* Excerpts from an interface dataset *
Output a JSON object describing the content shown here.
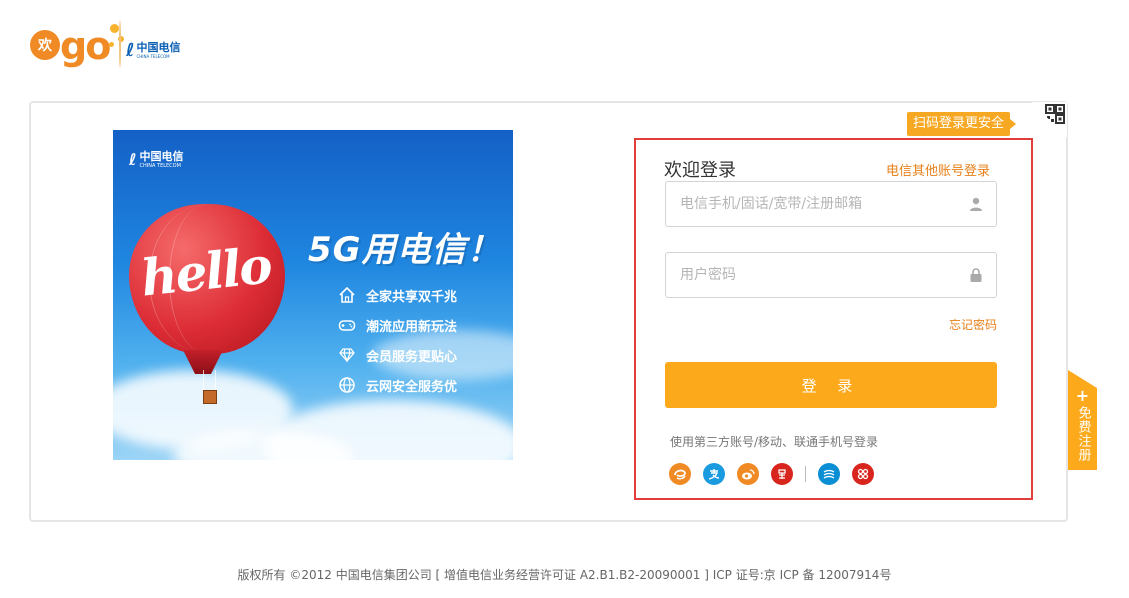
{
  "brand": {
    "logo_char": "欢",
    "logo_text": "go",
    "partner_cn": "中国电信",
    "partner_en": "CHINA TELECOM"
  },
  "banner": {
    "logo_cn": "中国电信",
    "logo_en": "CHINA TELECOM",
    "balloon_text": "hello",
    "title": "5G用电信！",
    "features": [
      {
        "icon": "home-icon",
        "label": "全家共享双千兆"
      },
      {
        "icon": "gamepad-icon",
        "label": "潮流应用新玩法"
      },
      {
        "icon": "diamond-icon",
        "label": "会员服务更贴心"
      },
      {
        "icon": "globe-icon",
        "label": "云网安全服务优"
      }
    ]
  },
  "qr": {
    "tip": "扫码登录更安全"
  },
  "login": {
    "title": "欢迎登录",
    "other_account_link": "电信其他账号登录",
    "account_placeholder": "电信手机/固话/宽带/注册邮箱",
    "password_placeholder": "用户密码",
    "forgot_link": "忘记密码",
    "submit_label": "登 录",
    "third_party_tip": "使用第三方账号/移动、联通手机号登录",
    "socials": [
      {
        "name": "tianyi-icon",
        "color": "#f08a24",
        "glyph": "e"
      },
      {
        "name": "alipay-icon",
        "color": "#1a9be0",
        "glyph": "支"
      },
      {
        "name": "weibo-icon",
        "color": "#f08a24",
        "glyph": "微"
      },
      {
        "name": "douban-icon",
        "color": "#d8261e",
        "glyph": "易"
      },
      {
        "name": "china-mobile-icon",
        "color": "#0b8fd4",
        "glyph": "移"
      },
      {
        "name": "china-unicom-icon",
        "color": "#d8261e",
        "glyph": "联"
      }
    ]
  },
  "register": {
    "label": "免费注册"
  },
  "footer": {
    "copyright": "版权所有 ©2012 中国电信集团公司 [ 增值电信业务经营许可证 A2.B1.B2-20090001 ] ICP 证号:京 ICP 备 12007914号"
  },
  "colors": {
    "accent": "#fcaa1b",
    "link": "#e7801a",
    "highlight_border": "#e23c3c"
  }
}
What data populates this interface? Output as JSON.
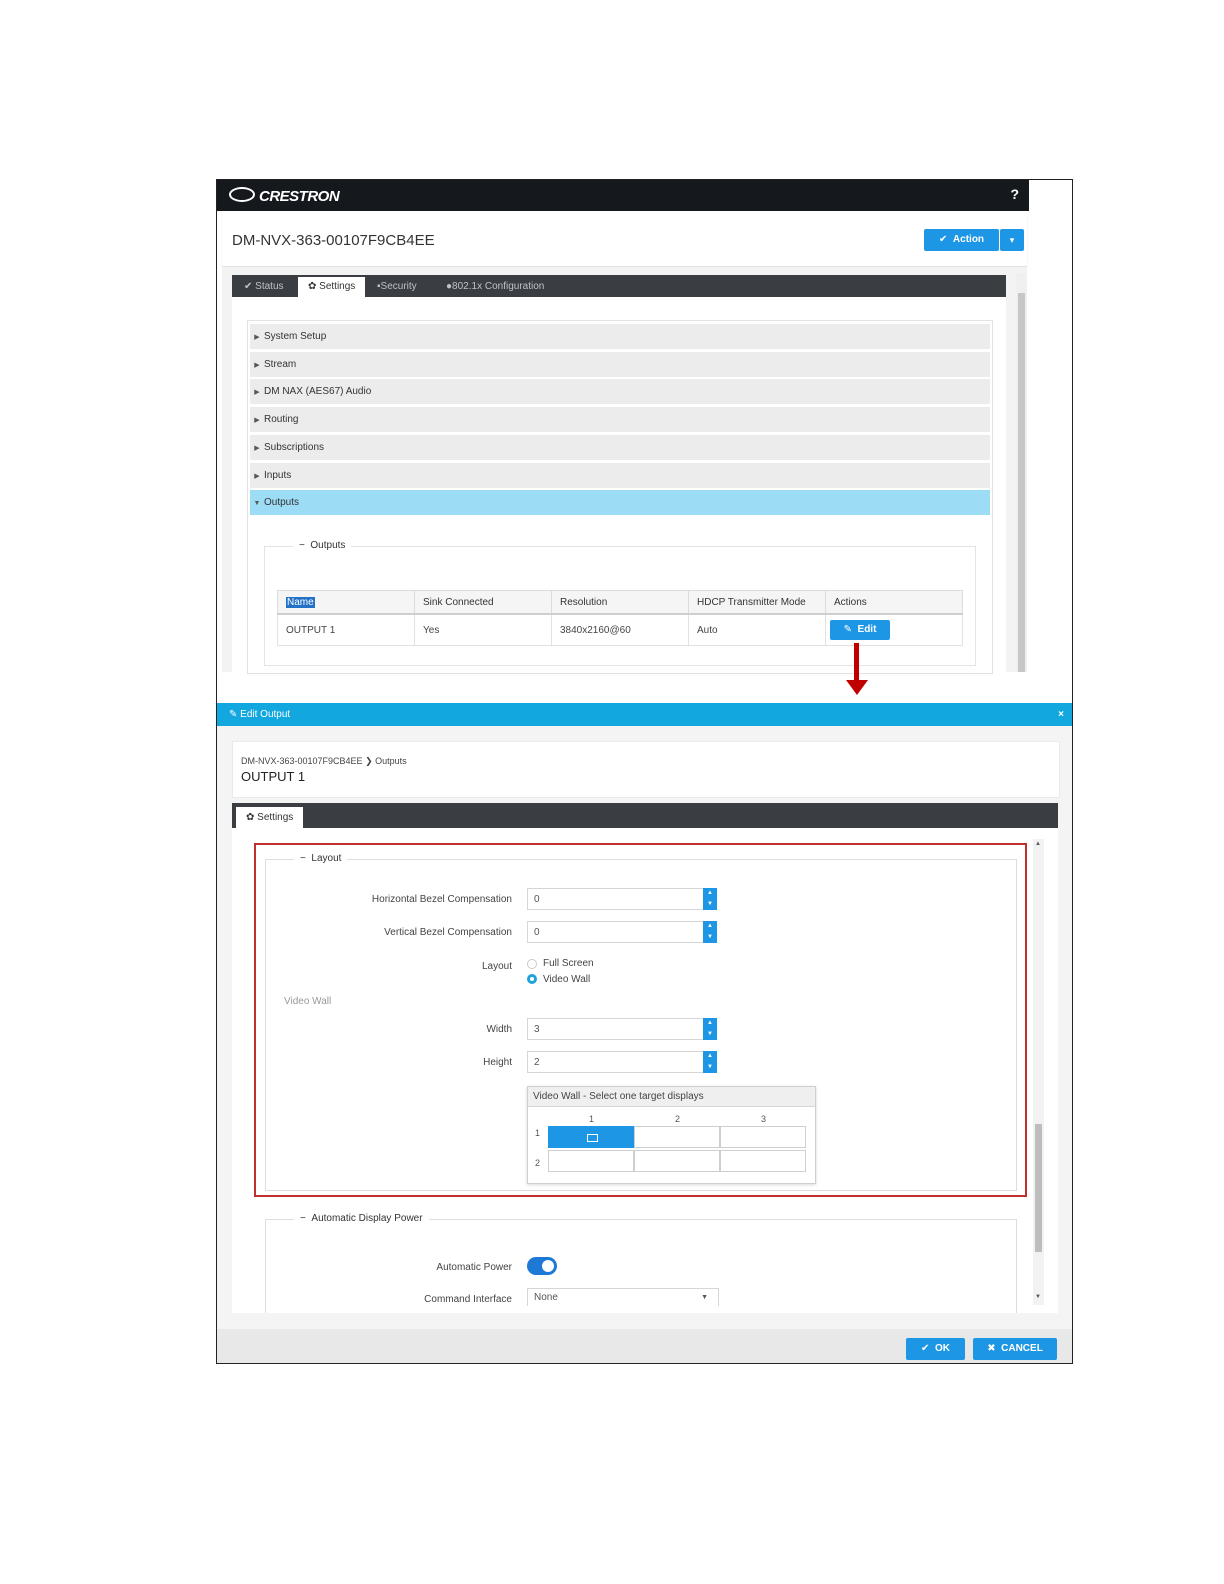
{
  "app": {
    "brand": "CRESTRON",
    "help_label": "?",
    "device_title": "DM-NVX-363-00107F9CB4EE",
    "action_label": "Action",
    "action_caret": "▾"
  },
  "tabs": [
    {
      "icon": "✔",
      "label": "Status"
    },
    {
      "icon": "✿",
      "label": "Settings"
    },
    {
      "icon": "🔒",
      "label": "Security"
    },
    {
      "icon": "●",
      "label": "802.1x Configuration"
    }
  ],
  "accordion": [
    {
      "label": "System Setup"
    },
    {
      "label": "Stream"
    },
    {
      "label": "DM NAX (AES67) Audio"
    },
    {
      "label": "Routing"
    },
    {
      "label": "Subscriptions"
    },
    {
      "label": "Inputs"
    },
    {
      "label": "Outputs"
    }
  ],
  "outputs_section": {
    "legend": "Outputs",
    "columns": [
      "Name",
      "Sink Connected",
      "Resolution",
      "HDCP Transmitter Mode",
      "Actions"
    ],
    "rows": [
      {
        "name": "OUTPUT 1",
        "sink": "Yes",
        "resolution": "3840x2160@60",
        "hdcp": "Auto",
        "action": "Edit"
      }
    ]
  },
  "modal": {
    "title": "Edit Output",
    "close": "×",
    "breadcrumb_device": "DM-NVX-363-00107F9CB4EE",
    "breadcrumb_sep": "❯",
    "breadcrumb_section": "Outputs",
    "output_name": "OUTPUT 1",
    "tab": "Settings",
    "layout": {
      "legend": "Layout",
      "h_bezel_label": "Horizontal Bezel Compensation",
      "h_bezel_value": "0",
      "v_bezel_label": "Vertical Bezel Compensation",
      "v_bezel_value": "0",
      "layout_label": "Layout",
      "options": [
        "Full Screen",
        "Video Wall"
      ],
      "selected": "Video Wall",
      "video_wall_sub": "Video Wall",
      "width_label": "Width",
      "width_value": "3",
      "height_label": "Height",
      "height_value": "2",
      "grid_title": "Video Wall - Select one target displays",
      "grid_cols": [
        "1",
        "2",
        "3"
      ],
      "grid_rows": [
        "1",
        "2"
      ],
      "selected_cell": [
        1,
        1
      ]
    },
    "power": {
      "legend": "Automatic Display Power",
      "auto_power_label": "Automatic Power",
      "auto_power_on": true,
      "cmd_label": "Command Interface",
      "cmd_value": "None"
    },
    "ok_label": "OK",
    "cancel_label": "CANCEL"
  },
  "colors": {
    "accent": "#1e96e6",
    "modal_header": "#13a7e0",
    "highlight_row": "#9cdcf5",
    "callout": "#c00000"
  }
}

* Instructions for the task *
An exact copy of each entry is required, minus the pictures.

* Exercise output *
Output a JSON object describing the content shown here.
{
  "brand": {
    "logo_char": "欢",
    "logo_text": "go",
    "partner_cn": "中国电信",
    "partner_en": "CHINA TELECOM"
  },
  "banner": {
    "logo_cn": "中国电信",
    "logo_en": "CHINA TELECOM",
    "balloon_text": "hello",
    "title": "5G用电信！",
    "features": [
      {
        "icon": "home-icon",
        "label": "全家共享双千兆"
      },
      {
        "icon": "gamepad-icon",
        "label": "潮流应用新玩法"
      },
      {
        "icon": "diamond-icon",
        "label": "会员服务更贴心"
      },
      {
        "icon": "globe-icon",
        "label": "云网安全服务优"
      }
    ]
  },
  "qr": {
    "tip": "扫码登录更安全"
  },
  "login": {
    "title": "欢迎登录",
    "other_account_link": "电信其他账号登录",
    "account_placeholder": "电信手机/固话/宽带/注册邮箱",
    "password_placeholder": "用户密码",
    "forgot_link": "忘记密码",
    "submit_label": "登 录",
    "third_party_tip": "使用第三方账号/移动、联通手机号登录",
    "socials": [
      {
        "name": "tianyi-icon",
        "color": "#f08a24",
        "glyph": "e"
      },
      {
        "name": "alipay-icon",
        "color": "#1a9be0",
        "glyph": "支"
      },
      {
        "name": "weibo-icon",
        "color": "#f08a24",
        "glyph": "微"
      },
      {
        "name": "douban-icon",
        "color": "#d8261e",
        "glyph": "易"
      },
      {
        "name": "china-mobile-icon",
        "color": "#0b8fd4",
        "glyph": "移"
      },
      {
        "name": "china-unicom-icon",
        "color": "#d8261e",
        "glyph": "联"
      }
    ]
  },
  "register": {
    "label": "免费注册"
  },
  "footer": {
    "copyright": "版权所有 ©2012 中国电信集团公司 [ 增值电信业务经营许可证 A2.B1.B2-20090001 ] ICP 证号:京 ICP 备 12007914号"
  },
  "colors": {
    "accent": "#fcaa1b",
    "link": "#e7801a",
    "highlight_border": "#e23c3c"
  }
}
What data populates this interface? Output as JSON.
{
  "app": {
    "brand": "CRESTRON",
    "help_label": "?",
    "device_title": "DM-NVX-363-00107F9CB4EE",
    "action_label": "Action",
    "action_caret": "▾"
  },
  "tabs": [
    {
      "icon": "✔",
      "label": "Status"
    },
    {
      "icon": "✿",
      "label": "Settings"
    },
    {
      "icon": "🔒",
      "label": "Security"
    },
    {
      "icon": "●",
      "label": "802.1x Configuration"
    }
  ],
  "accordion": [
    {
      "label": "System Setup"
    },
    {
      "label": "Stream"
    },
    {
      "label": "DM NAX (AES67) Audio"
    },
    {
      "label": "Routing"
    },
    {
      "label": "Subscriptions"
    },
    {
      "label": "Inputs"
    },
    {
      "label": "Outputs"
    }
  ],
  "outputs_section": {
    "legend": "Outputs",
    "columns": [
      "Name",
      "Sink Connected",
      "Resolution",
      "HDCP Transmitter Mode",
      "Actions"
    ],
    "rows": [
      {
        "name": "OUTPUT 1",
        "sink": "Yes",
        "resolution": "3840x2160@60",
        "hdcp": "Auto",
        "action": "Edit"
      }
    ]
  },
  "modal": {
    "title": "Edit Output",
    "close": "×",
    "breadcrumb_device": "DM-NVX-363-00107F9CB4EE",
    "breadcrumb_sep": "❯",
    "breadcrumb_section": "Outputs",
    "output_name": "OUTPUT 1",
    "tab": "Settings",
    "layout": {
      "legend": "Layout",
      "h_bezel_label": "Horizontal Bezel Compensation",
      "h_bezel_value": "0",
      "v_bezel_label": "Vertical Bezel Compensation",
      "v_bezel_value": "0",
      "layout_label": "Layout",
      "options": [
        "Full Screen",
        "Video Wall"
      ],
      "selected": "Video Wall",
      "video_wall_sub": "Video Wall",
      "width_label": "Width",
      "width_value": "3",
      "height_label": "Height",
      "height_value": "2",
      "grid_title": "Video Wall - Select one target displays",
      "grid_cols": [
        "1",
        "2",
        "3"
      ],
      "grid_rows": [
        "1",
        "2"
      ],
      "selected_cell": [
        1,
        1
      ]
    },
    "power": {
      "legend": "Automatic Display Power",
      "auto_power_label": "Automatic Power",
      "auto_power_on": true,
      "cmd_label": "Command Interface",
      "cmd_value": "None"
    },
    "ok_label": "OK",
    "cancel_label": "CANCEL"
  },
  "colors": {
    "accent": "#1e96e6",
    "modal_header": "#13a7e0",
    "highlight_row": "#9cdcf5",
    "callout": "#c00000"
  }
}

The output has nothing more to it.